Sen. Benigno “Ninoy” Aquino Jr.’s widow, Corazon Aquino, led the 1986 revolution and became the nation’s first President after Marcos’ fall.
Highlighting the fickleness of Philippine politics, Bongbong Marcos said he could run for Vice President next year on a ticket with Vice President Jejomar Binay who, together with the late President Aquino and her family, fought the Marcos dictatorship.
Binay was a human rights campaigner, and is now the leader of the opposition. He is the second favorite in the voter preference polls for President, but he is facing accusations of corruption during his three terms as mayor of Makati City.
Binay has floated the idea of tapping Bongbong Marcos as his running mate, and the senator said Wednesday that he was “open to anything at this point.”
“I always say this is Philippine politics and you cannot discount the possibility of things you did not imagine would happen,” Marcos said when asked about Binay’s idea.
“Never say never when it comes to politics,” Marcos said.
Binay, who quit the Cabinet in June, was in Ilocos Norte on Wednesday to visit villages in Pagudpud, Burgos and Pasuquin towns ravaged by Typhoon “Ineng” (international name: Goni) with Gov. Imee Marcos, Senator Marcos’ sister.
Asked by reporters who his running mate would be, Binay said it was still a “secret.”
Binay said the search committee of his United Nationalist Alliance party that looked for potential running mates for him had completed its job.
“We are now in the selection stage. This means we have now warm bodies being talked to,” Binay said.

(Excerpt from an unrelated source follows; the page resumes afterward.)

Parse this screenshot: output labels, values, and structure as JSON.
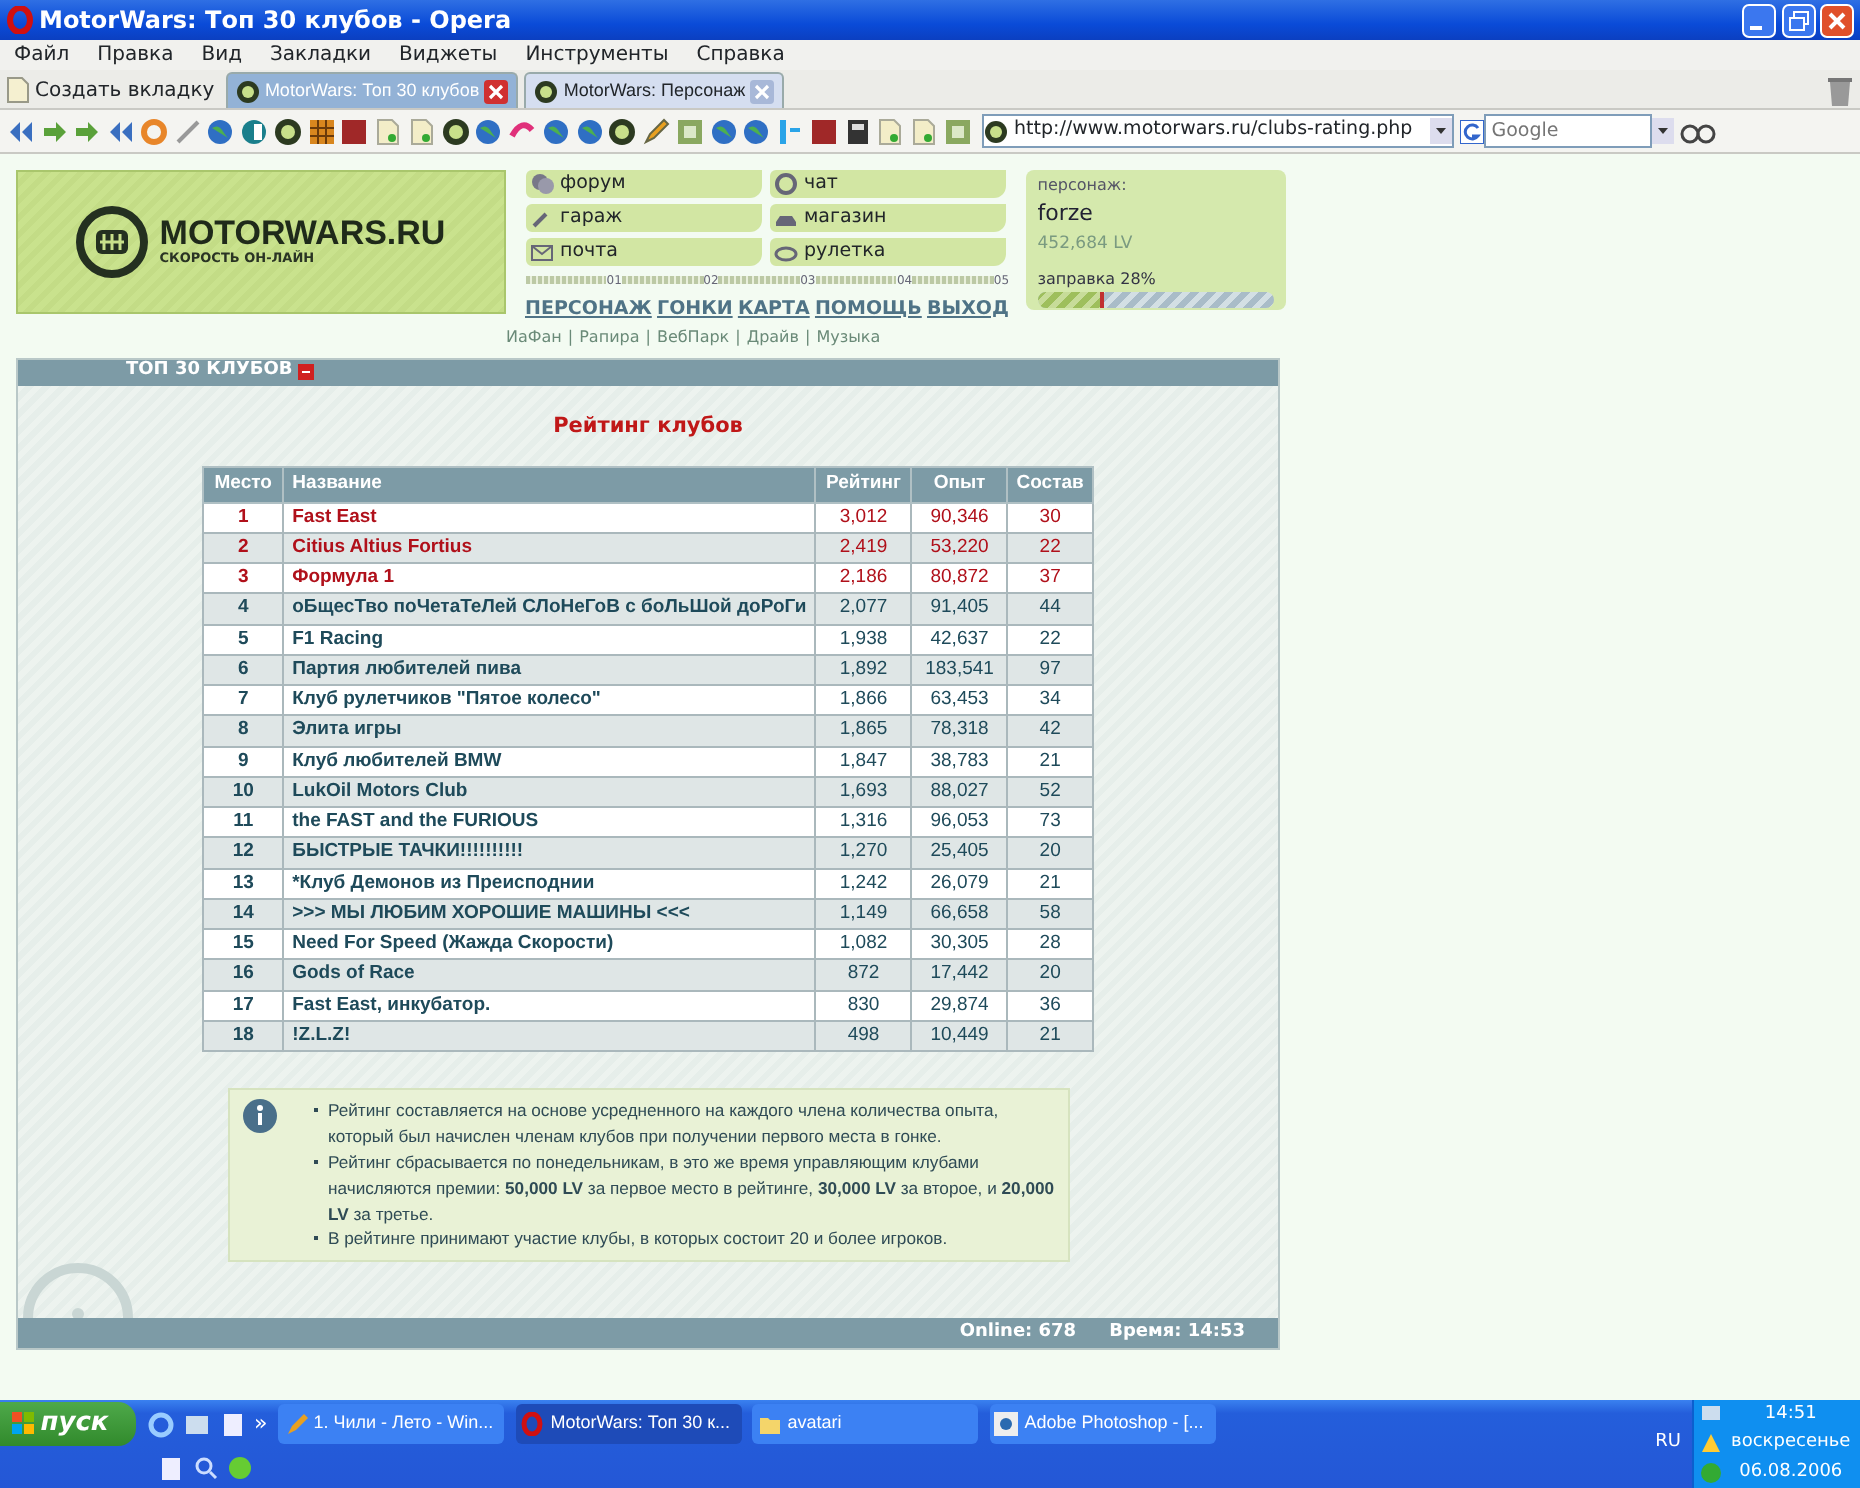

Asked if Marcos was among the candidates, Binay said: “He could be, of course. You know I want to be remembered, even right now, to be a unifying and healing executive officer.”
In his television interview, Marcos said a hankering for his father’s programs and the emergence of a younger generation of Marcos “loyalists” were among the reasons that spurred him to aim for higher office.
“I think it is the history in recent years, the political history in recent years, and the constant refrain that ‘It was better during the time of Marcos, our lives were better, the government was helping us, there were lots of programs and projects. Since he was replaced, there was nothing like that and we hope it returns.’ That is the general sentiment,” Marcos said.
He also said there was a “new phenomenon” in which younger people, including students and those who have just entered the labor force, were declaring themselves for Marcos.
Some of them say they are for Marcos because their fathers supported the late strongman, he said.
“That’s a new development so it’s very hard to estimate. [But] we can be confident there is now an Ilocano vote again. After 1986, the so-called Solid North was gone, but in 2010 we could see it was returning,” he said.
Asked whether he would apologize for the atrocities attributed to his father, Marcos said that if there had been atrocities, he did not want these to happen.
“We have constantly said if during the time of my father there were those who were affected, or who were not helped, or they were victimized in some way or another, of course, we’re sorry that it happened. Nobody wants that to happen. These are instances that have fallen through the cracks,” he said.—Leila B. Salaverria; With reports from Christine O. Avendaño and AFP